And St. Francis replied; “When we come to St. Mary of the Angels, soaked by the rain and frozen by the cold, all soiled with mud and suffering from hunger, and we ring at the gate of the Place and the brother porter comes and says angrily: ‘Who are you?’ And we say: ‘We are two of your brothers.’ And he contradicts us, saying: ‘You are not telling the truth. Rather you are two rascals who go around deceiving people and stealing what they give to the poor. Go away!’ And he does not open for us, but makes us stand outside in the snow and rain, cold and hungry, until night falls — then if we endure all those insults and cruel rebuffs patiently, without being troubled and without complaining, and if we reflect humbly and charitably that that porter really knows us and that God makes him speak against us, oh, Brother Leo, write that perfect joy is there!
‘And if we continue to knock, and the porter comes out in anger, and drives us away with curses and hard blows like bothersome scoundrels, saying; ‘Get away from here, you dirty thieves! Go to the hospital! Who do you think you are? You certainly won’t eat or sleep here! And if we bear it patiently and take the insults with joy and love in our hearts, Oh, Brother Leo, write that that is perfect joy!
And if later, suffering intensely from hunger and the painful cold, with night falling, we still knock and call, and crying loudly beg them to open for us and let us come in for the love of God, and he grows still more angry and says: ‘Those fellows are bold and shameless ruffians. I’ll give them what they deserve.’ And he comes out with a knotty club, and grasping us by the cowl throws us onto the ground, rolling us in the mud and snow, and beats us with that club so much that he covers our bodies with wounds–if we endure all those evils and insults and blows with joy and patience, reflecting that we must accept and bear the sufferings of the Blessed Christ patiently for love of Him, oh, Brother Leo, write: that is perfect joy!
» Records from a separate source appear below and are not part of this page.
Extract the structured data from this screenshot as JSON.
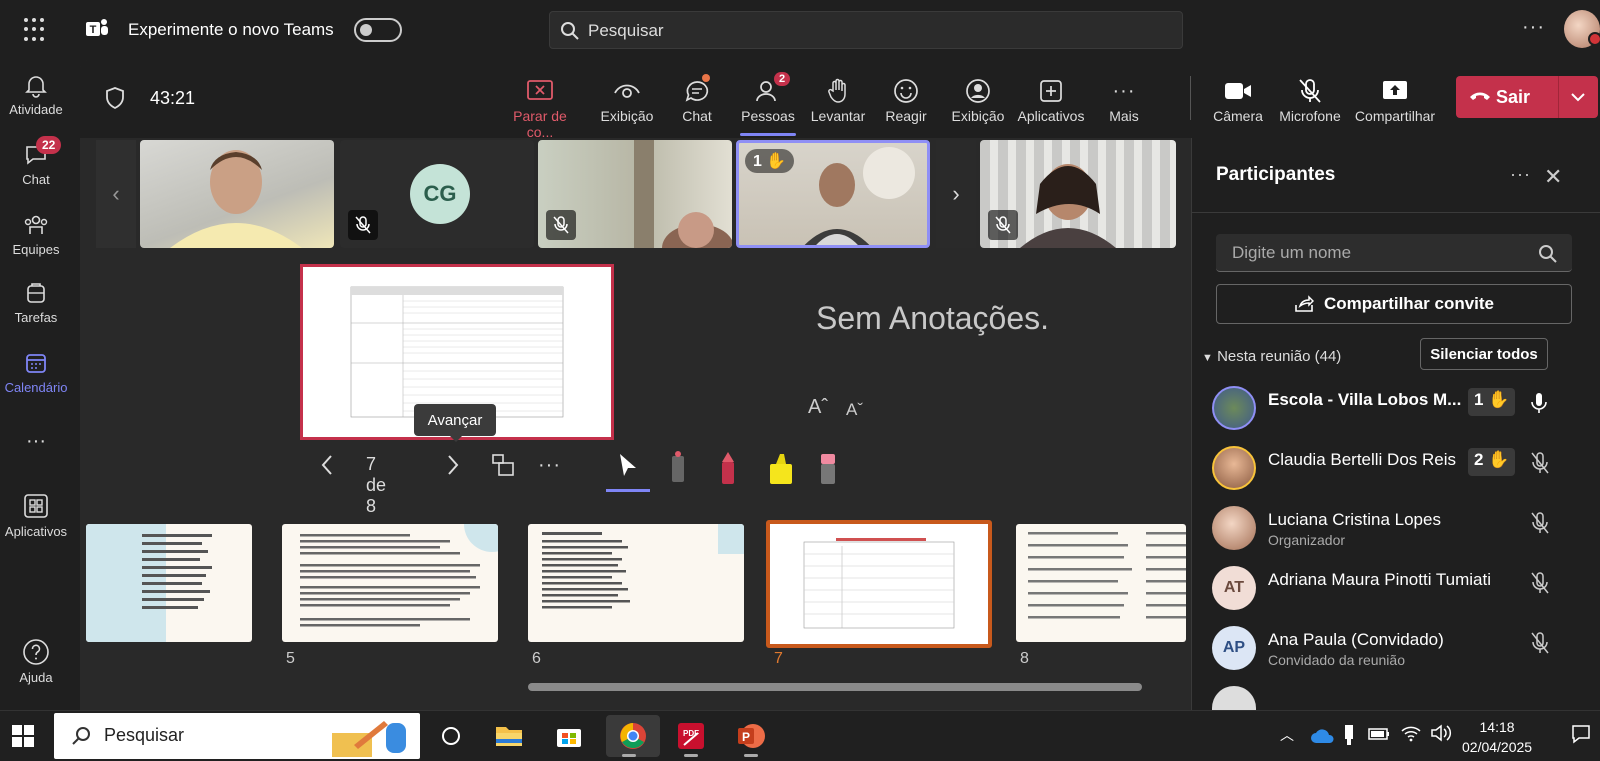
{
  "topbar": {
    "try_new_teams": "Experimente o novo Teams",
    "search_placeholder": "Pesquisar",
    "more": "···"
  },
  "rail": [
    {
      "label": "Atividade",
      "icon": "bell-icon"
    },
    {
      "label": "Chat",
      "icon": "chat-icon",
      "badge": "22"
    },
    {
      "label": "Equipes",
      "icon": "teams-icon"
    },
    {
      "label": "Tarefas",
      "icon": "tasks-icon"
    },
    {
      "label": "Calendário",
      "icon": "calendar-icon",
      "active": true
    },
    {
      "label": "···",
      "icon": "more-icon"
    },
    {
      "label": "Aplicativos",
      "icon": "apps-icon"
    },
    {
      "label": "Ajuda",
      "icon": "help-icon"
    }
  ],
  "toolbar": {
    "timer": "43:21",
    "stop_sharing": "Parar de co...",
    "view1": "Exibição",
    "chat": "Chat",
    "people": "Pessoas",
    "people_badge": "2",
    "raise": "Levantar",
    "react": "Reagir",
    "view2": "Exibição",
    "apps": "Aplicativos",
    "more": "Mais",
    "camera": "Câmera",
    "mic": "Microfone",
    "share": "Compartilhar",
    "leave": "Sair"
  },
  "video_strip": {
    "cg_initials": "CG",
    "raised_hand_count": "1"
  },
  "presenter": {
    "tooltip": "Avançar",
    "page_counter": "7 de 8",
    "no_notes": "Sem Anotações.",
    "font_up": "Aˆ",
    "font_down": "Aˇ"
  },
  "thumbnails": [
    {
      "num": ""
    },
    {
      "num": "5"
    },
    {
      "num": "6"
    },
    {
      "num": "7",
      "selected": true
    },
    {
      "num": "8"
    }
  ],
  "panel": {
    "title": "Participantes",
    "search_placeholder": "Digite um nome",
    "share_invite": "Compartilhar convite",
    "section": "Nesta reunião (44)",
    "mute_all": "Silenciar todos",
    "people": [
      {
        "name": "Escola - Villa Lobos M...",
        "hand": "1",
        "bold": true
      },
      {
        "name": "Claudia Bertelli Dos Reis",
        "hand": "2"
      },
      {
        "name": "Luciana Cristina Lopes",
        "sub": "Organizador"
      },
      {
        "name": "Adriana Maura Pinotti Tumiati",
        "initials": "AT"
      },
      {
        "name": "Ana Paula (Convidado)",
        "sub": "Convidado da reunião",
        "initials": "AP"
      }
    ]
  },
  "taskbar": {
    "search": "Pesquisar",
    "time": "14:18",
    "date": "02/04/2025"
  }
}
‘And now hear the conclusion, Brother Leo. Above all the graces and gifts of the Holy Spirit which Christ gives to His friends is that of conquering oneself and willingly enduring sufferings, insults, humiliations, and hardships for the love of Christ. For we cannot glory in all those other marvelous gifts of God, as they are not ours but God’s, as the Apostle says: ‘What have you that you have not received?’ But we can glory in the cross of tribulations and afflictions, because that is ours, and so the Apostle says: ‘I will not glory save in the Cross of Our Lord Jesus Christ.’”
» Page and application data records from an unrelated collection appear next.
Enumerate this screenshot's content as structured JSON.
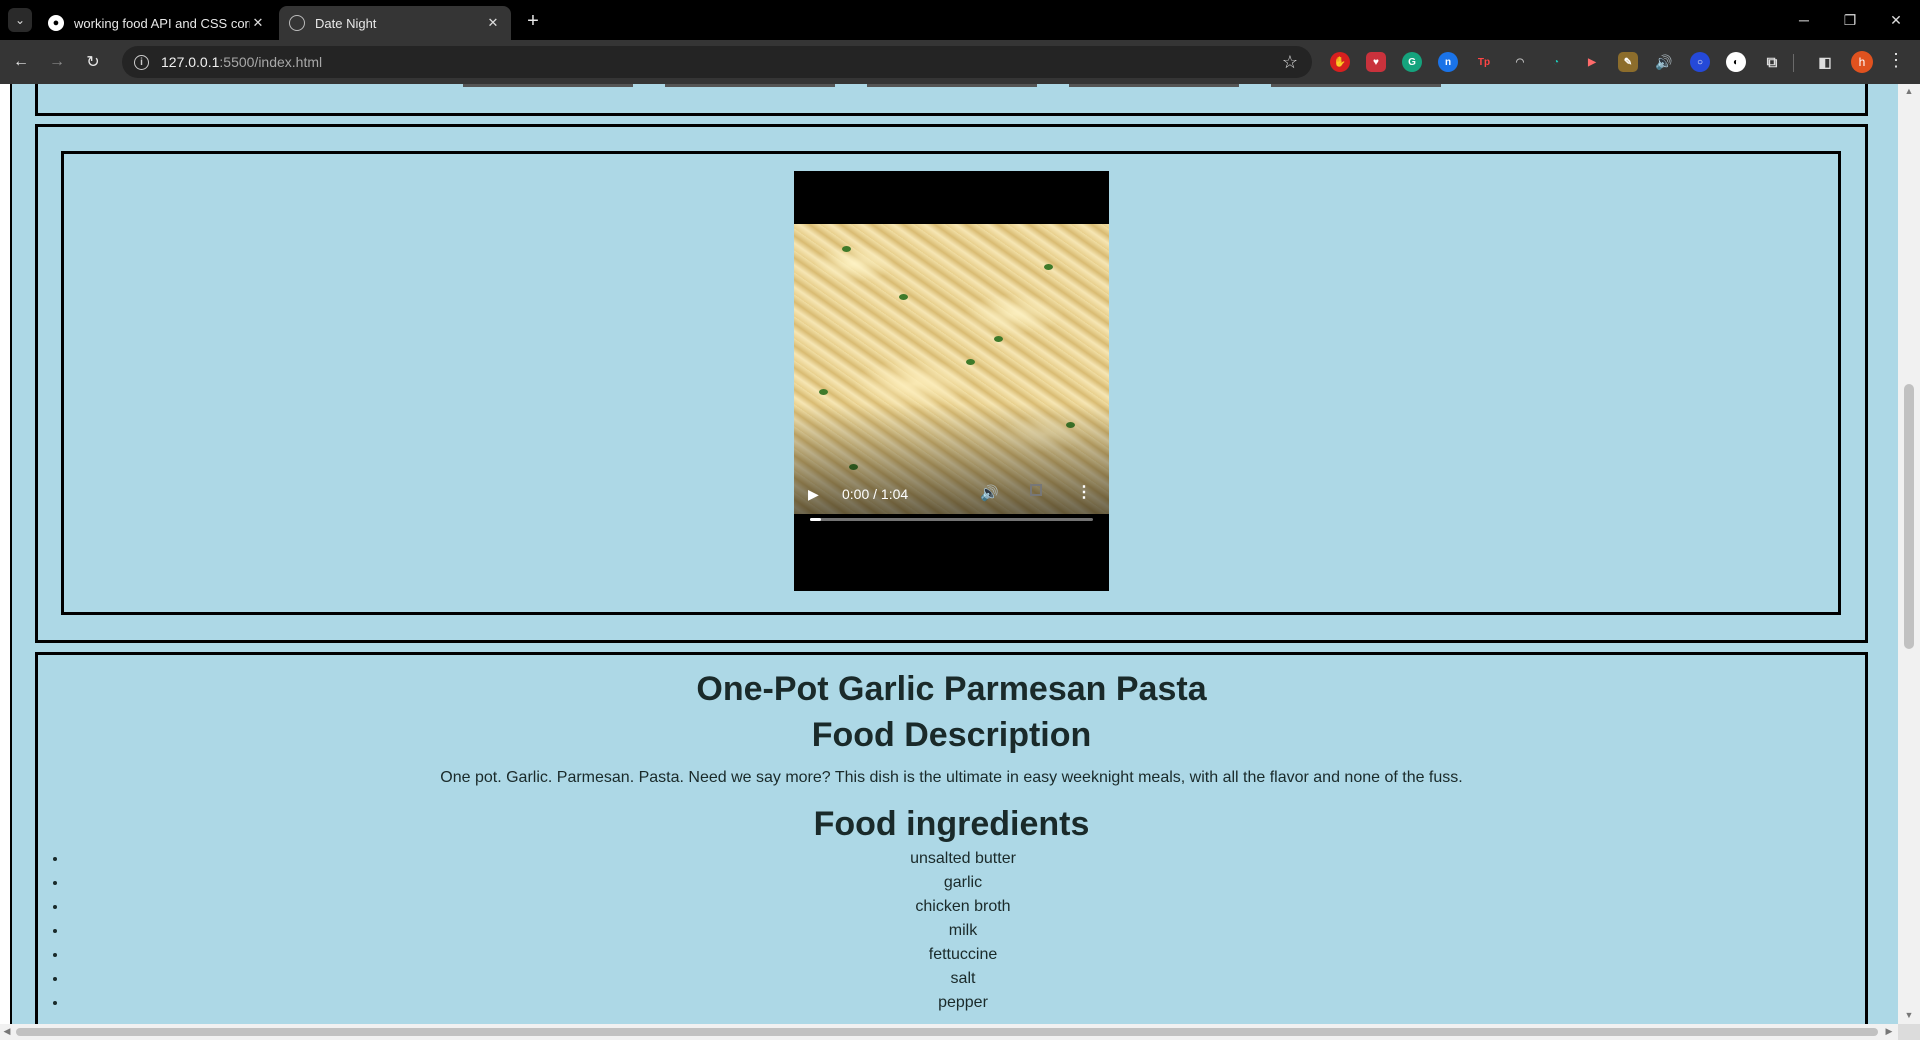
{
  "browser": {
    "tabs": [
      {
        "title": "working food API and CSS corr",
        "favicon": "github-icon",
        "active": false
      },
      {
        "title": "Date Night",
        "favicon": "globe-icon",
        "active": true
      }
    ],
    "url_host": "127.0.0.1",
    "url_rest": ":5500/index.html",
    "profile_initial": "h"
  },
  "video": {
    "time": "0:00 / 1:04",
    "progress": 0.04
  },
  "recipe": {
    "title": "One-Pot Garlic Parmesan Pasta",
    "description_heading": "Food Description",
    "description": "One pot. Garlic. Parmesan. Pasta. Need we say more? This dish is the ultimate in easy weeknight meals, with all the flavor and none of the fuss.",
    "ingredients_heading": "Food ingredients",
    "ingredients": [
      "unsalted butter",
      "garlic",
      "chicken broth",
      "milk",
      "fettuccine",
      "salt",
      "pepper"
    ]
  },
  "colors": {
    "page_background": "#add8e6",
    "border": "#000000"
  }
}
To whom be honor and glory forever and ever. Amen.
Fathers… If you find yourself accused, read the brief commentary on the last and greatest of beatitudes: here.
* * *
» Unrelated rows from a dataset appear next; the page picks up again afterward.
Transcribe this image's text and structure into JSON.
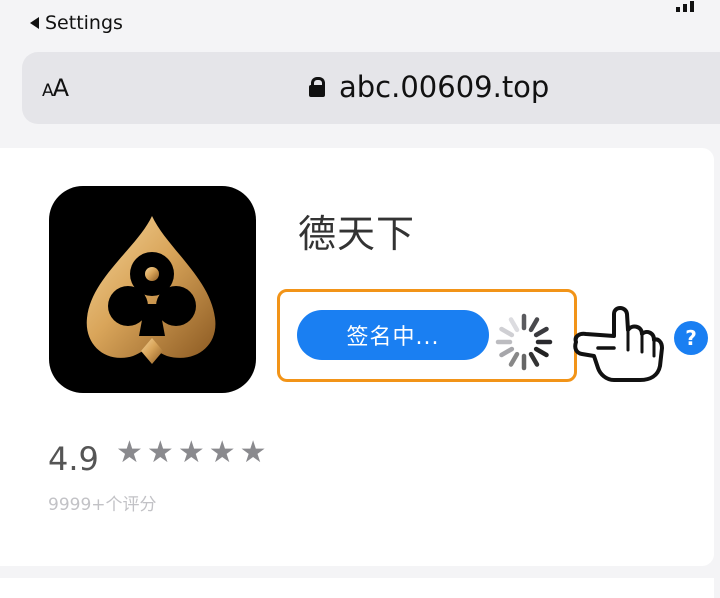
{
  "status_bar": {
    "back_label": "Settings"
  },
  "address_bar": {
    "text_size_label_small": "A",
    "text_size_label_large": "A",
    "url": "abc.00609.top"
  },
  "app": {
    "name": "德天下",
    "sign_button_label": "签名中...",
    "help_label": "?",
    "rating": "4.9",
    "stars": [
      "★",
      "★",
      "★",
      "★",
      "★"
    ],
    "rating_count": "9999+个评分"
  },
  "colors": {
    "accent": "#1a7ff2",
    "highlight": "#f29418",
    "icon_background": "#000000",
    "icon_gold": "#d9a55a"
  },
  "icons": {
    "back": "back-triangle-icon",
    "lock": "lock-icon",
    "spinner": "loading-spinner-icon",
    "pointer": "pointing-hand-icon",
    "help": "help-icon",
    "app": "spade-logo-icon"
  }
}
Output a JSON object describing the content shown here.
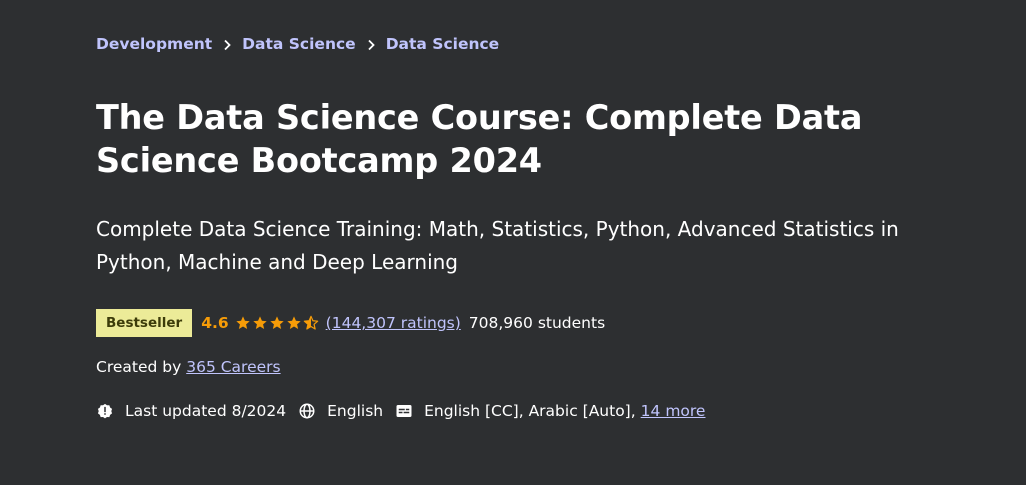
{
  "breadcrumb": {
    "items": [
      "Development",
      "Data Science",
      "Data Science"
    ]
  },
  "course": {
    "title": "The Data Science Course: Complete Data Science Bootcamp 2024",
    "subtitle": "Complete Data Science Training: Math, Statistics, Python, Advanced Statistics in Python, Machine and Deep Learning",
    "badge": "Bestseller",
    "rating": "4.6",
    "stars_value": 4.5,
    "ratings_count": "(144,307 ratings)",
    "students": "708,960 students",
    "created_by_label": "Created by",
    "instructor": "365 Careers",
    "last_updated": "Last updated 8/2024",
    "language": "English",
    "captions": "English [CC], Arabic [Auto],",
    "more_captions": "14 more"
  },
  "colors": {
    "background": "#2d2f31",
    "link": "#c0c4fc",
    "rating": "#f69c08",
    "badge_bg": "#eceb98",
    "badge_text": "#3d3c0a"
  },
  "icons": {
    "breadcrumb_separator": "chevron-right-icon",
    "star": "star-icon",
    "updated": "alert-badge-icon",
    "language": "globe-icon",
    "captions": "closed-captions-icon"
  }
}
Fathers… Are you accused? You can’t go to Confession? I’ll hear your Confession. And I’ll keep the Seal of Confession.
* * *
Just to be complete, here’s an example of the canon law on ecclesiastical superiors not hearing the confessions of their subjects:
Can. 985 The director and assistant director of novices, and the rector of a seminary or of any other institute of education, are not to hear the sacramental confessions of their students resident in the same house, unless in individual instances the students of their own accord request it.
The reason should be obvious. It is difficult, humanly speaking, to be absolutely uninfluenced by a confession, even subconsciously. But one is not to break the seal of confession. One cannot act on what one hears in confession. By analogy, this would apply to bishops in regard to their hearing the confessions of their own priests. It does not apply to priests hearing the confessions of other priests.
* * *
Again, just to repeat for the umpteenth gazillionth time: The reason to advocate for due process for priests, for the old “innocent until proven guilty” thing, is not just to promote justice, but to protect true victims. When people finally get sick of innocent priests being accused — and they will get fed up — it is then that all victims, including true victims, will not be taken seriously. And that would be bad, wouldn’t it? Yes, very bad indeed.